[Opening Data under study section]

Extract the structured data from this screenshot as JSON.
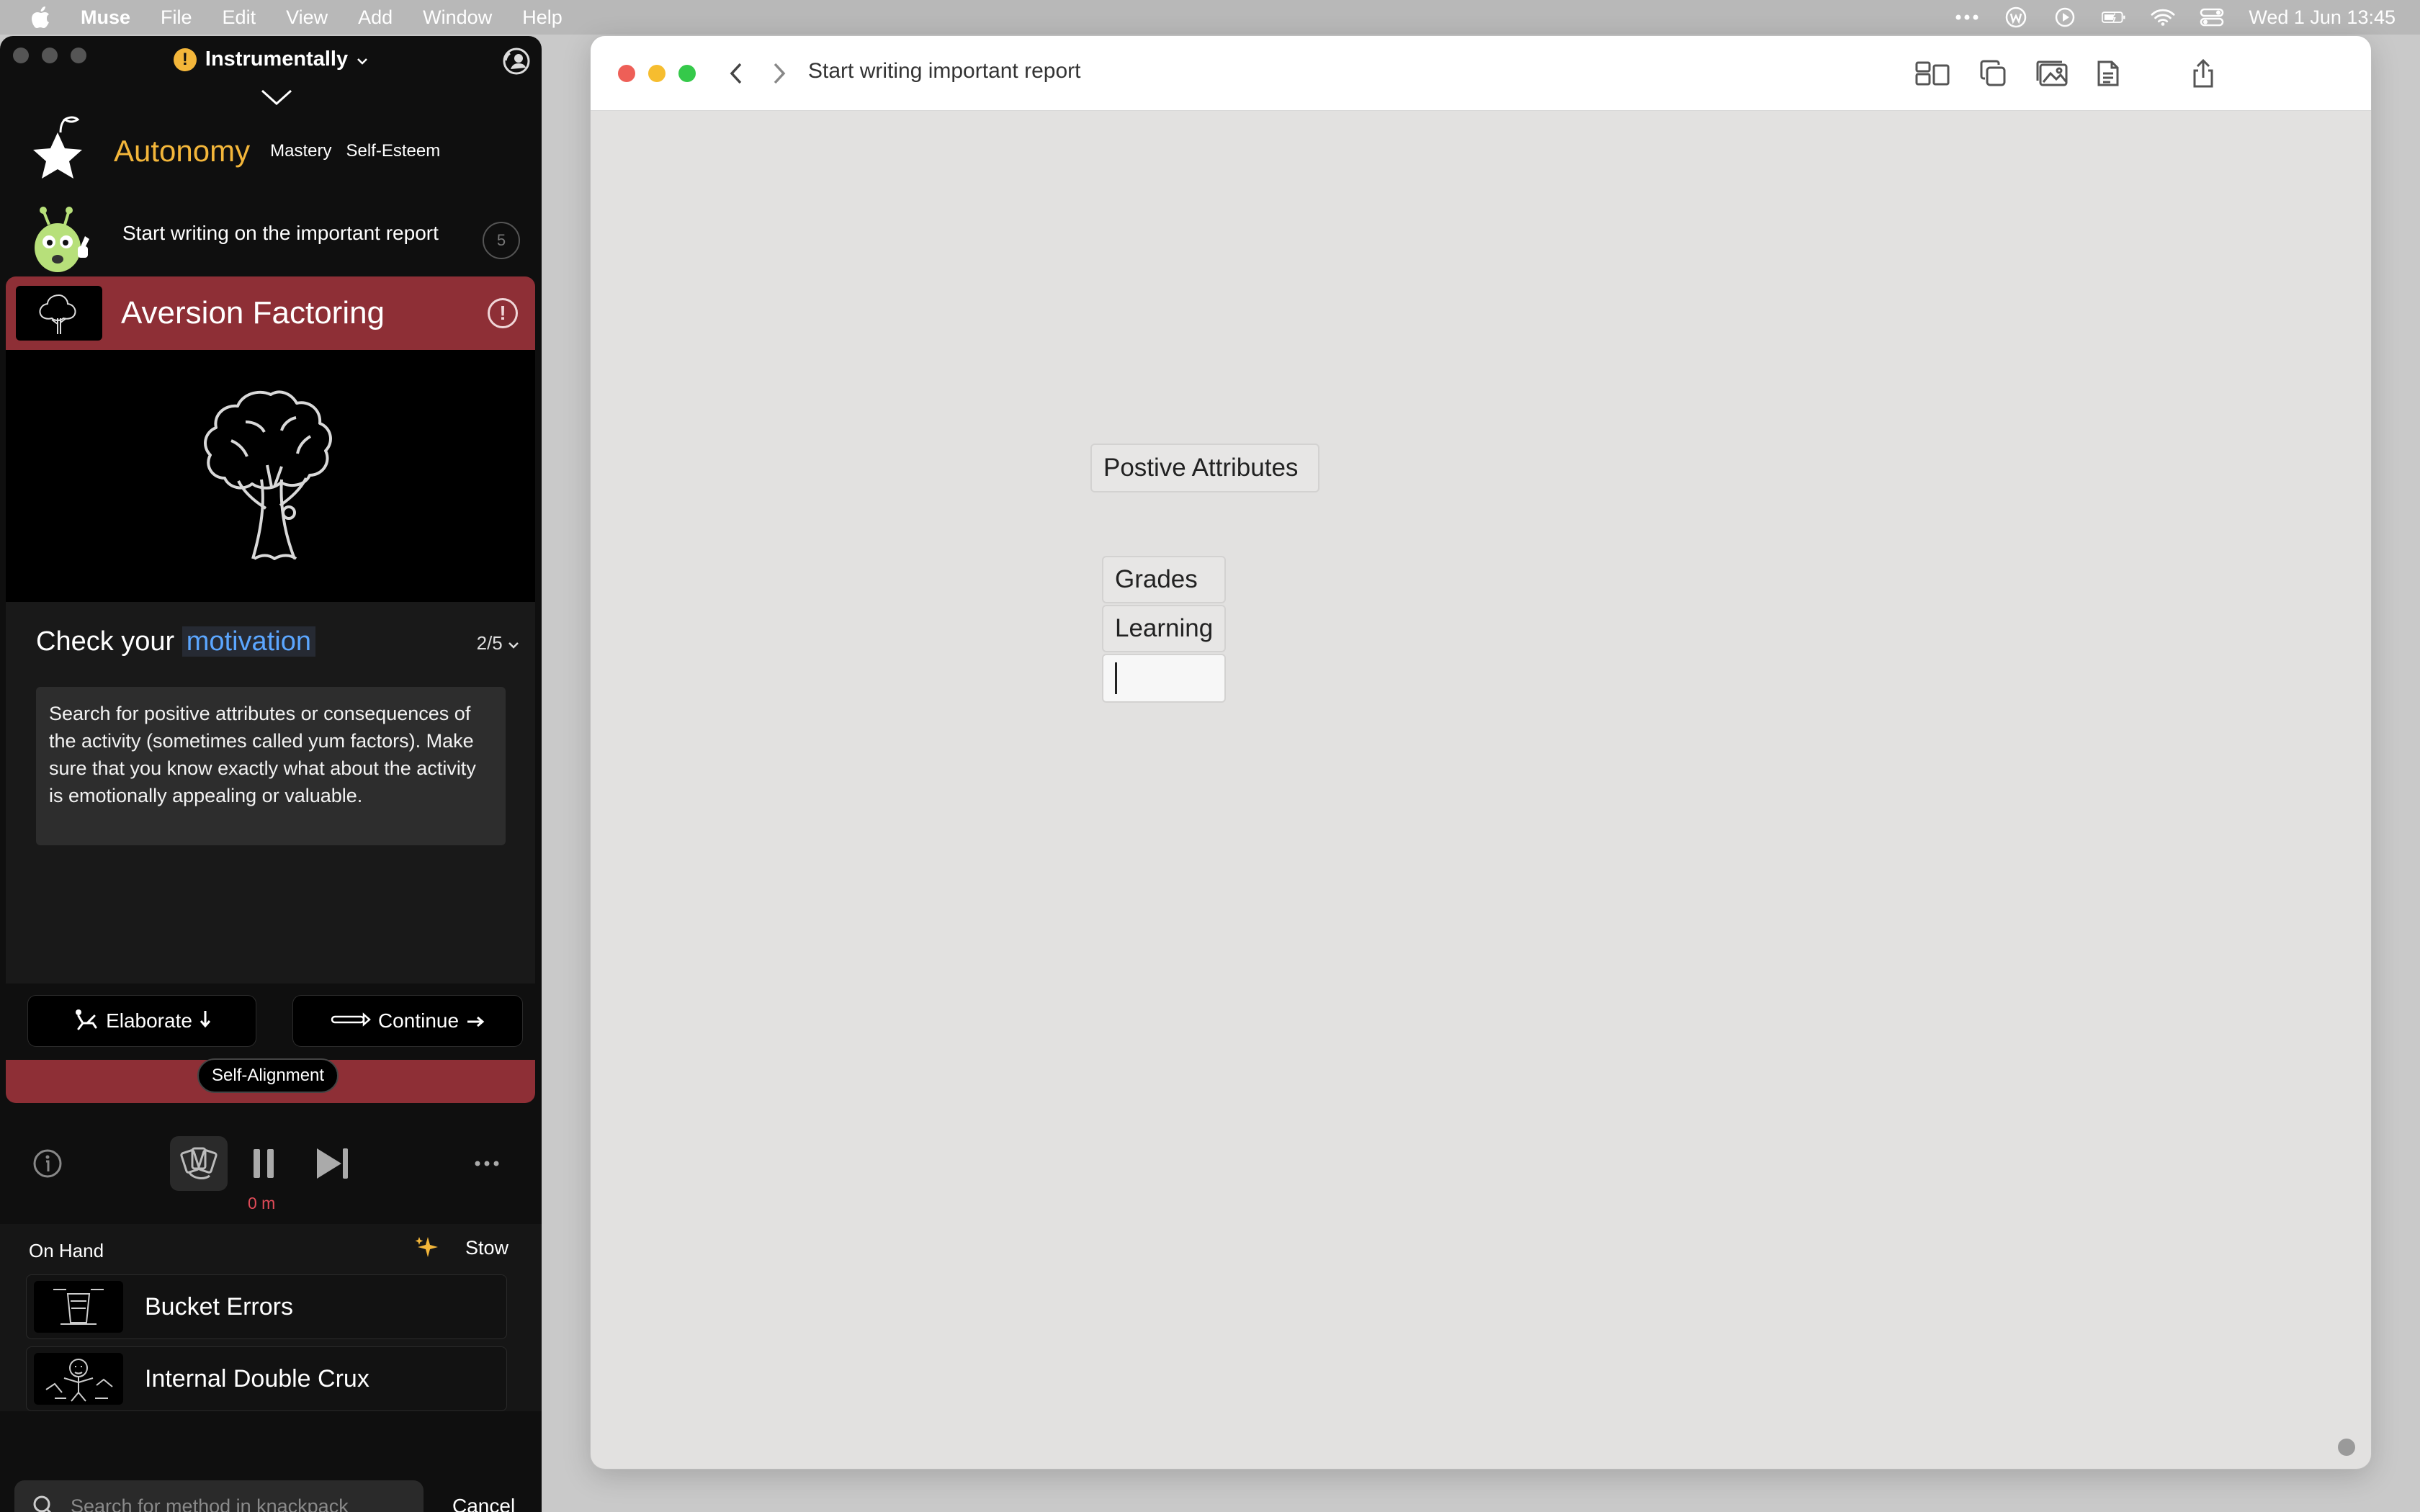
{
  "menubar": {
    "app_name": "Muse",
    "items": [
      "File",
      "Edit",
      "View",
      "Add",
      "Window",
      "Help"
    ],
    "clock": "Wed 1 Jun  13:45"
  },
  "left_panel": {
    "title": "Instrumentally",
    "warn_symbol": "!",
    "need": {
      "main": "Autonomy",
      "secondary": [
        "Mastery",
        "Self-Esteem"
      ]
    },
    "task": {
      "text": "Start writing on the important report",
      "counter": "5"
    },
    "card": {
      "title": "Aversion Factoring",
      "info_symbol": "!",
      "step_heading_prefix": "Check your",
      "step_heading_highlight": "motivation",
      "step_progress": "2/5",
      "description": "Search for positive attributes or consequences of the activity (sometimes called yum factors). Make sure that you know exactly what about the activity is emotionally appealing or valuable.",
      "elaborate_label": "Elaborate",
      "continue_label": "Continue",
      "footer_tag": "Self-Alignment"
    },
    "controls": {
      "elapsed": "0 m"
    },
    "on_hand": {
      "label": "On Hand",
      "stow_label": "Stow",
      "items": [
        {
          "name": "Bucket Errors"
        },
        {
          "name": "Internal Double Crux"
        }
      ]
    },
    "search": {
      "placeholder": "Search for method in knackpack",
      "cancel_label": "Cancel"
    }
  },
  "muse_window": {
    "title": "Start writing important report",
    "cards": {
      "heading": "Postive Attributes",
      "items": [
        "Grades",
        "Learning",
        ""
      ]
    }
  },
  "colors": {
    "accent_yellow": "#f3b63a",
    "card_red": "#8e2f36",
    "highlight_blue": "#5ba6ff",
    "timer_red": "#e04b58",
    "traffic_red": "#ee5f57",
    "traffic_yellow": "#f6bd2f",
    "traffic_green": "#35c94a"
  }
}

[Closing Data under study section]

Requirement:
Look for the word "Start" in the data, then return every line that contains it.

Exercise answer:
      "text": "Start writing on the important report",
    "title": "Start writing important report",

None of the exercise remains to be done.